Problem statement →
Please return the listing below exactly, without any of its pictures.

###

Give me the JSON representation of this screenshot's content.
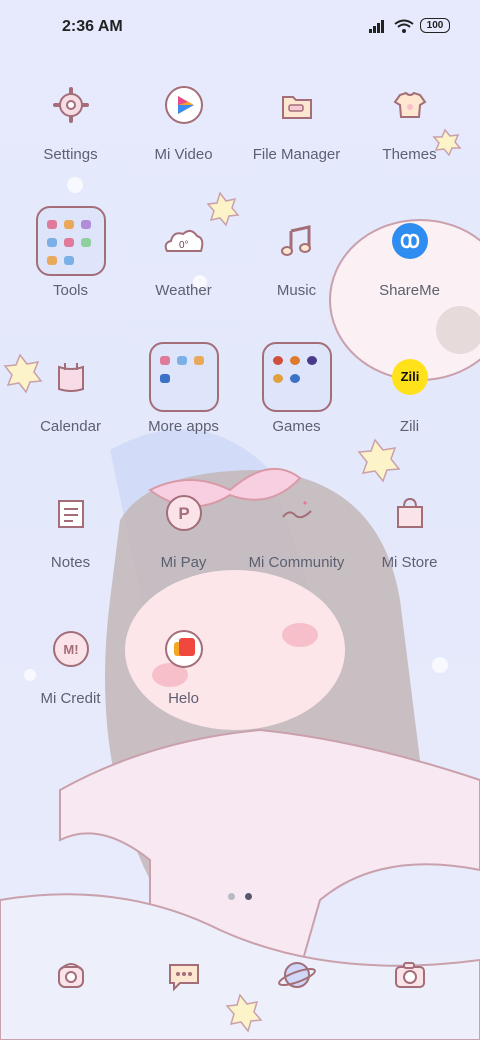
{
  "status_bar": {
    "time": "2:36 AM",
    "battery": "100",
    "icons": [
      "signal-icon",
      "wifi-icon",
      "battery-icon"
    ]
  },
  "apps": [
    {
      "label": "Settings",
      "icon": "gear-icon"
    },
    {
      "label": "Mi Video",
      "icon": "play-icon"
    },
    {
      "label": "File Manager",
      "icon": "folder-icon"
    },
    {
      "label": "Themes",
      "icon": "shirt-icon"
    },
    {
      "label": "Tools",
      "icon": "folder-icon"
    },
    {
      "label": "Weather",
      "icon": "weather-cloud-icon",
      "badge": "0°"
    },
    {
      "label": "Music",
      "icon": "music-note-icon"
    },
    {
      "label": "ShareMe",
      "icon": "shareme-icon"
    },
    {
      "label": "Calendar",
      "icon": "calendar-icon"
    },
    {
      "label": "More apps",
      "icon": "folder-icon"
    },
    {
      "label": "Games",
      "icon": "folder-icon"
    },
    {
      "label": "Zili",
      "icon": "zili-icon",
      "badge": "Zili"
    },
    {
      "label": "Notes",
      "icon": "notes-icon"
    },
    {
      "label": "Mi Pay",
      "icon": "pay-icon",
      "badge": "P"
    },
    {
      "label": "Mi Community",
      "icon": "community-icon"
    },
    {
      "label": "Mi Store",
      "icon": "shopping-bag-icon"
    },
    {
      "label": "Mi Credit",
      "icon": "credit-icon",
      "badge": "M!"
    },
    {
      "label": "Helo",
      "icon": "helo-icon"
    }
  ],
  "dock": [
    {
      "icon": "phone-icon"
    },
    {
      "icon": "messages-icon"
    },
    {
      "icon": "browser-planet-icon"
    },
    {
      "icon": "camera-icon"
    }
  ],
  "page_indicator": {
    "count": 2,
    "active": 2
  },
  "colors": {
    "icon_stroke": "#a46e78",
    "label": "#5d6070",
    "accent_blue": "#2f8cf0"
  }
}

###

Solution →
Give me the JSON representation of this screenshot's content.
{
  "status_bar": {
    "time": "2:36 AM",
    "battery": "100",
    "icons": [
      "signal-icon",
      "wifi-icon",
      "battery-icon"
    ]
  },
  "apps": [
    {
      "label": "Settings",
      "icon": "gear-icon"
    },
    {
      "label": "Mi Video",
      "icon": "play-icon"
    },
    {
      "label": "File Manager",
      "icon": "folder-icon"
    },
    {
      "label": "Themes",
      "icon": "shirt-icon"
    },
    {
      "label": "Tools",
      "icon": "folder-icon"
    },
    {
      "label": "Weather",
      "icon": "weather-cloud-icon",
      "badge": "0°"
    },
    {
      "label": "Music",
      "icon": "music-note-icon"
    },
    {
      "label": "ShareMe",
      "icon": "shareme-icon"
    },
    {
      "label": "Calendar",
      "icon": "calendar-icon"
    },
    {
      "label": "More apps",
      "icon": "folder-icon"
    },
    {
      "label": "Games",
      "icon": "folder-icon"
    },
    {
      "label": "Zili",
      "icon": "zili-icon",
      "badge": "Zili"
    },
    {
      "label": "Notes",
      "icon": "notes-icon"
    },
    {
      "label": "Mi Pay",
      "icon": "pay-icon",
      "badge": "P"
    },
    {
      "label": "Mi Community",
      "icon": "community-icon"
    },
    {
      "label": "Mi Store",
      "icon": "shopping-bag-icon"
    },
    {
      "label": "Mi Credit",
      "icon": "credit-icon",
      "badge": "M!"
    },
    {
      "label": "Helo",
      "icon": "helo-icon"
    }
  ],
  "dock": [
    {
      "icon": "phone-icon"
    },
    {
      "icon": "messages-icon"
    },
    {
      "icon": "browser-planet-icon"
    },
    {
      "icon": "camera-icon"
    }
  ],
  "page_indicator": {
    "count": 2,
    "active": 2
  },
  "colors": {
    "icon_stroke": "#a46e78",
    "label": "#5d6070",
    "accent_blue": "#2f8cf0"
  }
}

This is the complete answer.